### Work task
Without the pictures, give the records again exactly as they appear.

Dataset rows describing interfaces
__________

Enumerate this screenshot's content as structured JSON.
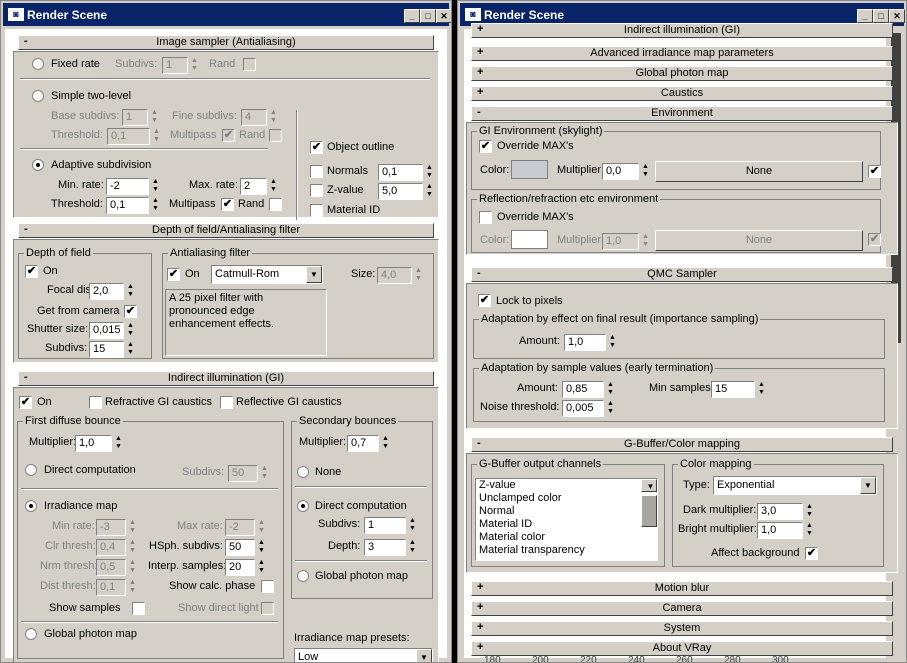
{
  "w1": {
    "title": "Render Scene"
  },
  "w2": {
    "title": "Render Scene"
  },
  "w1p": {
    "is_title": "Image sampler (Antialiasing)",
    "fixed_rate": "Fixed rate",
    "fr_subdivs_lbl": "Subdivs:",
    "fr_subdivs": "1",
    "fr_rand": "Rand",
    "simple": "Simple two-level",
    "base_subdivs_lbl": "Base subdivs:",
    "base_subdivs": "1",
    "fine_subdivs_lbl": "Fine subdivs:",
    "fine_subdivs": "4",
    "threshold_lbl": "Threshold:",
    "st_threshold": "0,1",
    "multipass": "Multipass",
    "st_rand": "Rand",
    "adaptive": "Adaptive subdivision",
    "min_rate_lbl": "Min. rate:",
    "min_rate": "-2",
    "max_rate_lbl": "Max. rate:",
    "max_rate": "2",
    "ad_threshold": "0,1",
    "ad_multipass": "Multipass",
    "ad_rand": "Rand",
    "object_outline": "Object outline",
    "normals": "Normals",
    "normals_val": "0,1",
    "zvalue": "Z-value",
    "zvalue_val": "5,0",
    "material_id": "Material ID",
    "dof_title": "Depth of field/Antialiasing filter",
    "dof_group": "Depth of field",
    "dof_on": "On",
    "focal_dist_lbl": "Focal dist:",
    "focal_dist": "2,0",
    "get_from_camera": "Get from camera",
    "shutter_size_lbl": "Shutter size:",
    "shutter_size": "0,015",
    "subdivs_lbl": "Subdivs:",
    "dof_subdivs": "15",
    "aa_group": "Antialiasing filter",
    "aa_on": "On",
    "aa_filter": "Catmull-Rom",
    "size_lbl": "Size:",
    "aa_size": "4,0",
    "aa_desc": "A 25 pixel filter with pronounced edge enhancement effects.",
    "gi_title": "Indirect illumination (GI)",
    "gi_on": "On",
    "refr_gi": "Refractive GI caustics",
    "refl_gi": "Reflective GI caustics",
    "fdb_group": "First diffuse bounce",
    "fdb_mult_lbl": "Multiplier:",
    "fdb_mult": "1,0",
    "direct_comp": "Direct computation",
    "dc_subdivs_lbl": "Subdivs:",
    "dc_subdivs": "50",
    "irr_map": "Irradiance map",
    "im_min_rate_lbl": "Min rate:",
    "im_min_rate": "-3",
    "im_max_rate_lbl": "Max rate:",
    "im_max_rate": "-2",
    "clr_thresh_lbl": "Clr thresh:",
    "clr_thresh": "0,4",
    "hsph_lbl": "HSph. subdivs:",
    "hsph": "50",
    "nrm_thresh_lbl": "Nrm thresh:",
    "nrm_thresh": "0,5",
    "interp_lbl": "Interp. samples:",
    "interp": "20",
    "dist_thresh_lbl": "Dist thresh:",
    "dist_thresh": "0,1",
    "show_calc": "Show calc. phase",
    "show_samples": "Show samples",
    "show_direct": "Show direct light",
    "global_photon": "Global photon map",
    "sb_group": "Secondary bounces",
    "sb_mult_lbl": "Multiplier:",
    "sb_mult": "0,7",
    "sb_none": "None",
    "sb_direct": "Direct computation",
    "sb_subdivs_lbl": "Subdivs:",
    "sb_subdivs": "1",
    "sb_depth_lbl": "Depth:",
    "sb_depth": "3",
    "sb_global": "Global photon map",
    "presets_lbl": "Irradiance map presets:",
    "presets": "Low"
  },
  "w2p": {
    "top_partial": "Indirect illumination (GI)",
    "rollouts": [
      "Advanced irradiance map parameters",
      "Global photon map",
      "Caustics"
    ],
    "env_title": "Environment",
    "gi_env_group": "GI Environment (skylight)",
    "gi_override": "Override MAX's",
    "color_lbl": "Color:",
    "mult_lbl": "Multiplier:",
    "gi_mult": "0,0",
    "gi_map": "None",
    "refl_group": "Reflection/refraction etc environment",
    "refl_override": "Override MAX's",
    "refl_mult": "1,0",
    "refl_map": "None",
    "qmc_title": "QMC Sampler",
    "lock_pixels": "Lock to pixels",
    "afr_group": "Adaptation by effect on final result (importance sampling)",
    "amount_lbl": "Amount:",
    "afr_amount": "1,0",
    "asv_group": "Adaptation by sample values (early termination)",
    "asv_amount": "0,85",
    "min_samples_lbl": "Min samples:",
    "min_samples": "15",
    "noise_lbl": "Noise threshold:",
    "noise": "0,005",
    "gb_title": "G-Buffer/Color mapping",
    "gb_group": "G-Buffer output channels",
    "channels": [
      "Z-value",
      "Unclamped color",
      "Normal",
      "Material ID",
      "Material color",
      "Material transparency"
    ],
    "cm_group": "Color mapping",
    "type_lbl": "Type:",
    "cm_type": "Exponential",
    "dark_lbl": "Dark multiplier:",
    "dark": "3,0",
    "bright_lbl": "Bright multiplier:",
    "bright": "1,0",
    "affect_bg": "Affect background",
    "bottom": [
      "Motion blur",
      "Camera",
      "System",
      "About VRay"
    ],
    "ruler": [
      "180",
      "200",
      "220",
      "240",
      "260",
      "280",
      "300"
    ]
  }
}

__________

### Exercise result
Enumerate this screenshot's content as structured JSON.
{
  "w1": {
    "title": "Render Scene"
  },
  "w2": {
    "title": "Render Scene"
  },
  "w1p": {
    "is_title": "Image sampler (Antialiasing)",
    "fixed_rate": "Fixed rate",
    "fr_subdivs_lbl": "Subdivs:",
    "fr_subdivs": "1",
    "fr_rand": "Rand",
    "simple": "Simple two-level",
    "base_subdivs_lbl": "Base subdivs:",
    "base_subdivs": "1",
    "fine_subdivs_lbl": "Fine subdivs:",
    "fine_subdivs": "4",
    "threshold_lbl": "Threshold:",
    "st_threshold": "0,1",
    "multipass": "Multipass",
    "st_rand": "Rand",
    "adaptive": "Adaptive subdivision",
    "min_rate_lbl": "Min. rate:",
    "min_rate": "-2",
    "max_rate_lbl": "Max. rate:",
    "max_rate": "2",
    "ad_threshold": "0,1",
    "ad_multipass": "Multipass",
    "ad_rand": "Rand",
    "object_outline": "Object outline",
    "normals": "Normals",
    "normals_val": "0,1",
    "zvalue": "Z-value",
    "zvalue_val": "5,0",
    "material_id": "Material ID",
    "dof_title": "Depth of field/Antialiasing filter",
    "dof_group": "Depth of field",
    "dof_on": "On",
    "focal_dist_lbl": "Focal dist:",
    "focal_dist": "2,0",
    "get_from_camera": "Get from camera",
    "shutter_size_lbl": "Shutter size:",
    "shutter_size": "0,015",
    "subdivs_lbl": "Subdivs:",
    "dof_subdivs": "15",
    "aa_group": "Antialiasing filter",
    "aa_on": "On",
    "aa_filter": "Catmull-Rom",
    "size_lbl": "Size:",
    "aa_size": "4,0",
    "aa_desc": "A 25 pixel filter with pronounced edge enhancement effects.",
    "gi_title": "Indirect illumination (GI)",
    "gi_on": "On",
    "refr_gi": "Refractive GI caustics",
    "refl_gi": "Reflective GI caustics",
    "fdb_group": "First diffuse bounce",
    "fdb_mult_lbl": "Multiplier:",
    "fdb_mult": "1,0",
    "direct_comp": "Direct computation",
    "dc_subdivs_lbl": "Subdivs:",
    "dc_subdivs": "50",
    "irr_map": "Irradiance map",
    "im_min_rate_lbl": "Min rate:",
    "im_min_rate": "-3",
    "im_max_rate_lbl": "Max rate:",
    "im_max_rate": "-2",
    "clr_thresh_lbl": "Clr thresh:",
    "clr_thresh": "0,4",
    "hsph_lbl": "HSph. subdivs:",
    "hsph": "50",
    "nrm_thresh_lbl": "Nrm thresh:",
    "nrm_thresh": "0,5",
    "interp_lbl": "Interp. samples:",
    "interp": "20",
    "dist_thresh_lbl": "Dist thresh:",
    "dist_thresh": "0,1",
    "show_calc": "Show calc. phase",
    "show_samples": "Show samples",
    "show_direct": "Show direct light",
    "global_photon": "Global photon map",
    "sb_group": "Secondary bounces",
    "sb_mult_lbl": "Multiplier:",
    "sb_mult": "0,7",
    "sb_none": "None",
    "sb_direct": "Direct computation",
    "sb_subdivs_lbl": "Subdivs:",
    "sb_subdivs": "1",
    "sb_depth_lbl": "Depth:",
    "sb_depth": "3",
    "sb_global": "Global photon map",
    "presets_lbl": "Irradiance map presets:",
    "presets": "Low"
  },
  "w2p": {
    "top_partial": "Indirect illumination (GI)",
    "rollouts": [
      "Advanced irradiance map parameters",
      "Global photon map",
      "Caustics"
    ],
    "env_title": "Environment",
    "gi_env_group": "GI Environment (skylight)",
    "gi_override": "Override MAX's",
    "color_lbl": "Color:",
    "mult_lbl": "Multiplier:",
    "gi_mult": "0,0",
    "gi_map": "None",
    "refl_group": "Reflection/refraction etc environment",
    "refl_override": "Override MAX's",
    "refl_mult": "1,0",
    "refl_map": "None",
    "qmc_title": "QMC Sampler",
    "lock_pixels": "Lock to pixels",
    "afr_group": "Adaptation by effect on final result (importance sampling)",
    "amount_lbl": "Amount:",
    "afr_amount": "1,0",
    "asv_group": "Adaptation by sample values (early termination)",
    "asv_amount": "0,85",
    "min_samples_lbl": "Min samples:",
    "min_samples": "15",
    "noise_lbl": "Noise threshold:",
    "noise": "0,005",
    "gb_title": "G-Buffer/Color mapping",
    "gb_group": "G-Buffer output channels",
    "channels": [
      "Z-value",
      "Unclamped color",
      "Normal",
      "Material ID",
      "Material color",
      "Material transparency"
    ],
    "cm_group": "Color mapping",
    "type_lbl": "Type:",
    "cm_type": "Exponential",
    "dark_lbl": "Dark multiplier:",
    "dark": "3,0",
    "bright_lbl": "Bright multiplier:",
    "bright": "1,0",
    "affect_bg": "Affect background",
    "bottom": [
      "Motion blur",
      "Camera",
      "System",
      "About VRay"
    ],
    "ruler": [
      "180",
      "200",
      "220",
      "240",
      "260",
      "280",
      "300"
    ]
  }
}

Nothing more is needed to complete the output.